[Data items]
= = = = = = =
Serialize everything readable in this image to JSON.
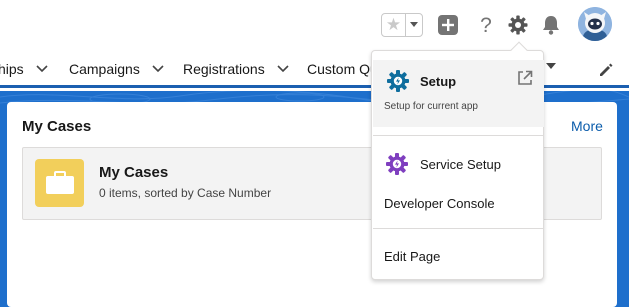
{
  "header": {
    "favorites_icon": "star-icon",
    "favorites_menu_icon": "caret-down-icon",
    "global_actions_icon": "plus-icon",
    "help_icon": "question-icon",
    "setup_icon": "gear-icon",
    "notifications_icon": "bell-icon",
    "avatar_icon": "astro-avatar"
  },
  "nav": {
    "items": [
      {
        "label": "hips"
      },
      {
        "label": "Campaigns"
      },
      {
        "label": "Registrations"
      },
      {
        "label": "Custom Qu"
      }
    ],
    "edit_icon": "pencil-icon"
  },
  "card": {
    "title": "My Cases",
    "more_link": "More",
    "list": {
      "title": "My Cases",
      "subtitle": "0 items, sorted by Case Number",
      "icon": "briefcase-icon"
    }
  },
  "setup_menu": {
    "setup_label": "Setup",
    "setup_subtitle": "Setup for current app",
    "service_setup_label": "Service Setup",
    "developer_console_label": "Developer Console",
    "edit_page_label": "Edit Page"
  },
  "colors": {
    "brand_blue": "#1e6fcc",
    "link_blue": "#0b5cab",
    "cases_yellow": "#f2cf5b",
    "setup_icon_blue": "#0f6e9e",
    "service_icon_purple": "#7f3fbf"
  }
}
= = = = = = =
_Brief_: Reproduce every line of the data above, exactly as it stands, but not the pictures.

_Output_:
Serialize everything readable in this image to JSON.
{
  "header": {
    "favorites_icon": "star-icon",
    "favorites_menu_icon": "caret-down-icon",
    "global_actions_icon": "plus-icon",
    "help_icon": "question-icon",
    "setup_icon": "gear-icon",
    "notifications_icon": "bell-icon",
    "avatar_icon": "astro-avatar"
  },
  "nav": {
    "items": [
      {
        "label": "hips"
      },
      {
        "label": "Campaigns"
      },
      {
        "label": "Registrations"
      },
      {
        "label": "Custom Qu"
      }
    ],
    "edit_icon": "pencil-icon"
  },
  "card": {
    "title": "My Cases",
    "more_link": "More",
    "list": {
      "title": "My Cases",
      "subtitle": "0 items, sorted by Case Number",
      "icon": "briefcase-icon"
    }
  },
  "setup_menu": {
    "setup_label": "Setup",
    "setup_subtitle": "Setup for current app",
    "service_setup_label": "Service Setup",
    "developer_console_label": "Developer Console",
    "edit_page_label": "Edit Page"
  },
  "colors": {
    "brand_blue": "#1e6fcc",
    "link_blue": "#0b5cab",
    "cases_yellow": "#f2cf5b",
    "setup_icon_blue": "#0f6e9e",
    "service_icon_purple": "#7f3fbf"
  }
}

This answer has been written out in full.